3¢ Betsy Ross

Issue Date: January 2, 1952
City: Philadelphia, PA
Quantity: 116,175,000
Printed by: Bureau of Engraving and Printing
Printing Method: Rotary Press
Perforations:
11 x 10½
Color: Carmine rose
 
Issued to commemorate the 200th anniversary of Betsy Ross’ birth, U.S. #1004 features a reproduction of a C.H. Weisgerber painting. The stamp pictures Betsy Ross showing the flag to the Flag Committee – General George Washington, Robert Morris, and George Ross. 
 
Betsy Ross (1752-1836)

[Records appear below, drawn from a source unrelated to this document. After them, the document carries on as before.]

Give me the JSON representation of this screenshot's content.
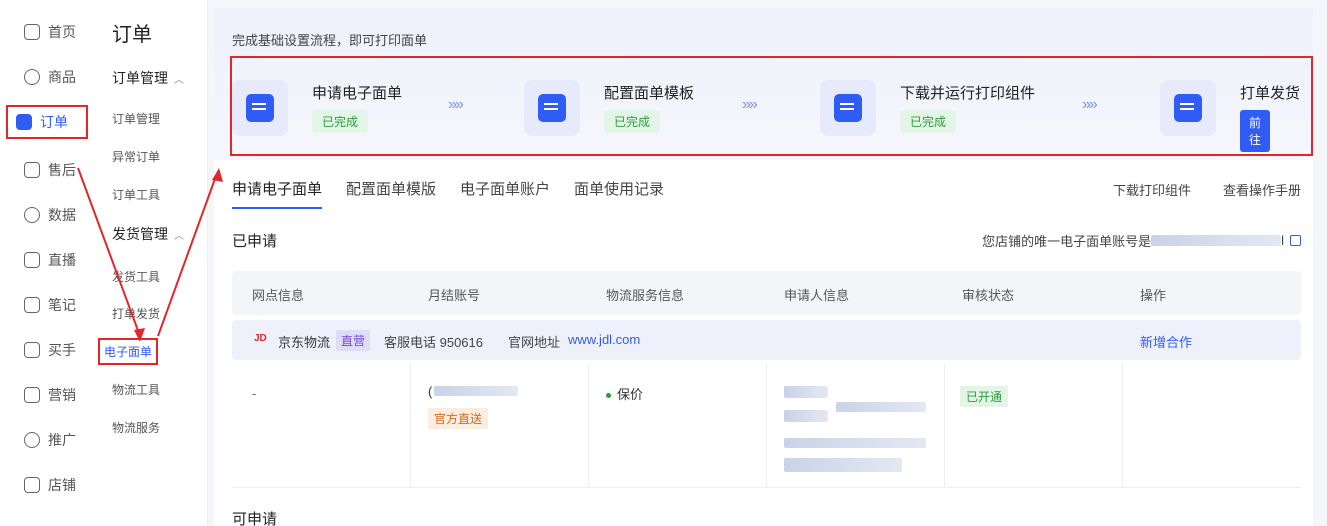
{
  "nav": {
    "items": [
      {
        "label": "首页",
        "icon": "home-icon"
      },
      {
        "label": "商品",
        "icon": "goods-icon"
      },
      {
        "label": "订单",
        "icon": "order-icon",
        "active": true
      },
      {
        "label": "售后",
        "icon": "aftersale-icon"
      },
      {
        "label": "数据",
        "icon": "data-icon"
      },
      {
        "label": "直播",
        "icon": "live-icon"
      },
      {
        "label": "笔记",
        "icon": "note-icon"
      },
      {
        "label": "买手",
        "icon": "buyer-icon"
      },
      {
        "label": "营销",
        "icon": "marketing-icon"
      },
      {
        "label": "推广",
        "icon": "promotion-icon"
      },
      {
        "label": "店铺",
        "icon": "store-icon"
      }
    ]
  },
  "subnav": {
    "title": "订单",
    "group1": "订单管理",
    "group1_items": [
      "订单管理",
      "异常订单",
      "订单工具"
    ],
    "group2": "发货管理",
    "group2_items": [
      "发货工具",
      "打单发货",
      "电子面单",
      "物流工具",
      "物流服务"
    ]
  },
  "hero": {
    "tip": "完成基础设置流程，即可打印面单",
    "steps": [
      {
        "name": "申请电子面单",
        "status": "已完成"
      },
      {
        "name": "配置面单模板",
        "status": "已完成"
      },
      {
        "name": "下载并运行打印组件",
        "status": "已完成"
      },
      {
        "name": "打单发货",
        "action": "前往"
      }
    ],
    "arrow": "»»"
  },
  "tabs": [
    "申请电子面单",
    "配置面单模版",
    "电子面单账户",
    "面单使用记录"
  ],
  "tab_links": [
    "下载打印组件",
    "查看操作手册"
  ],
  "applied": {
    "title": "已申请",
    "account_label": "您店铺的唯一电子面单账号是",
    "account_tail": "l"
  },
  "table": {
    "headers": [
      "网点信息",
      "月结账号",
      "物流服务信息",
      "申请人信息",
      "审核状态",
      "操作"
    ],
    "carrier": {
      "logo": "JD",
      "name": "京东物流",
      "tag": "直营",
      "phone": "客服电话 950616",
      "site_label": "官网地址",
      "site": "www.jdl.com",
      "action": "新增合作"
    },
    "row": {
      "branch": "-",
      "account_prefix": "(",
      "account_tag": "官方直送",
      "service": "保价",
      "status": "已开通"
    }
  },
  "available": {
    "title": "可申请"
  }
}
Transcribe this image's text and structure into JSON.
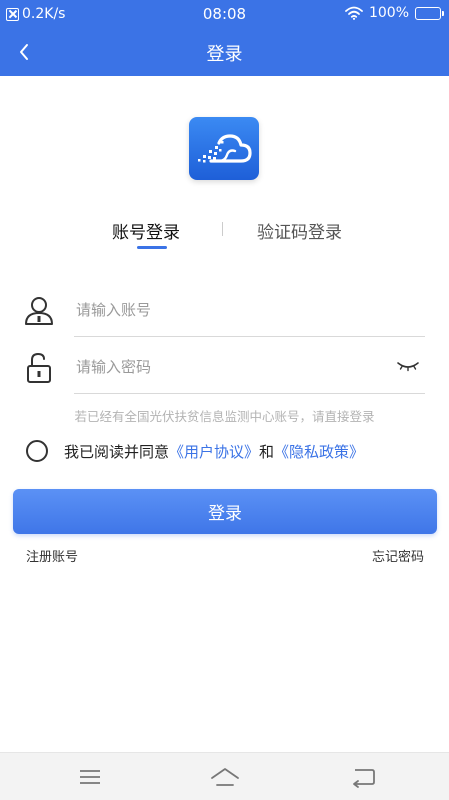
{
  "status_bar": {
    "speed": "0.2K/s",
    "time": "08:08",
    "battery": "100%"
  },
  "header": {
    "title": "登录"
  },
  "tabs": {
    "account_login": "账号登录",
    "sms_login": "验证码登录"
  },
  "form": {
    "account_placeholder": "请输入账号",
    "password_placeholder": "请输入密码",
    "hint": "若已经有全国光伏扶贫信息监测中心账号，请直接登录"
  },
  "agreement": {
    "prefix": "我已阅读并同意",
    "user_agreement": "《用户协议》",
    "and": "和",
    "privacy_policy": "《隐私政策》"
  },
  "actions": {
    "login": "登录",
    "register": "注册账号",
    "forgot_password": "忘记密码"
  },
  "colors": {
    "primary": "#3b73e6",
    "hint": "#b3b3b3"
  },
  "icons": {
    "back": "chevron-left-icon",
    "account": "user-icon",
    "password": "unlock-icon",
    "visibility": "eye-closed-icon",
    "logo": "cloud-logo-icon"
  }
}
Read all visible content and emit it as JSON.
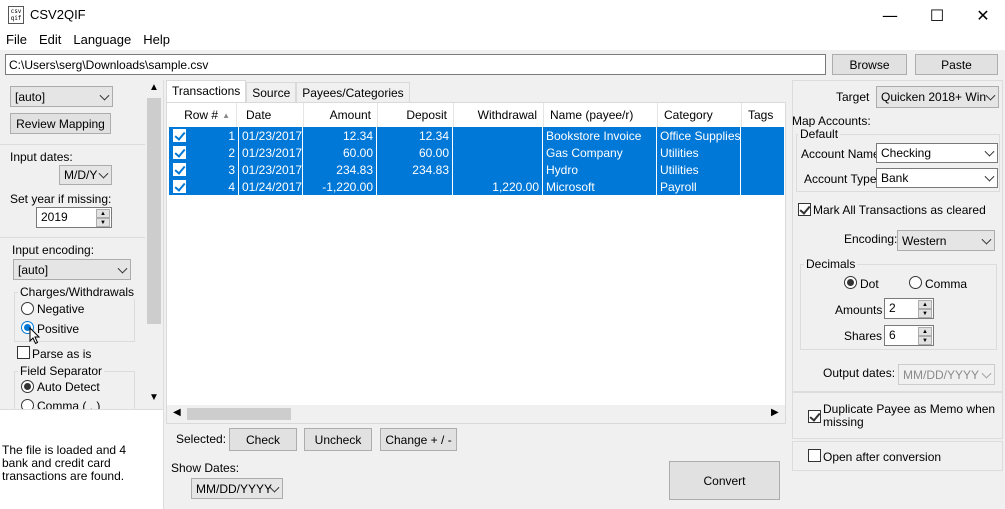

Born in Philadelphia, Pennsylvania, Betsy Ross was a skilled seamstress and the official flag maker of the Pennsylvania Navy. According to tradition, she made the first American flag that had stars and stripes. As the story goes, General George Washington asked Ross to make a flag with six-sided stars, but Ross persuaded him to use five-pointed stars. As for the design, he asked that “We take the stars from Heaven, the red from our mother country, separating it with white stripes, thus showing we have separated from her…” The Stars and Stripes design Ross may have designed was officially adopted by the congress on June 14, 1777.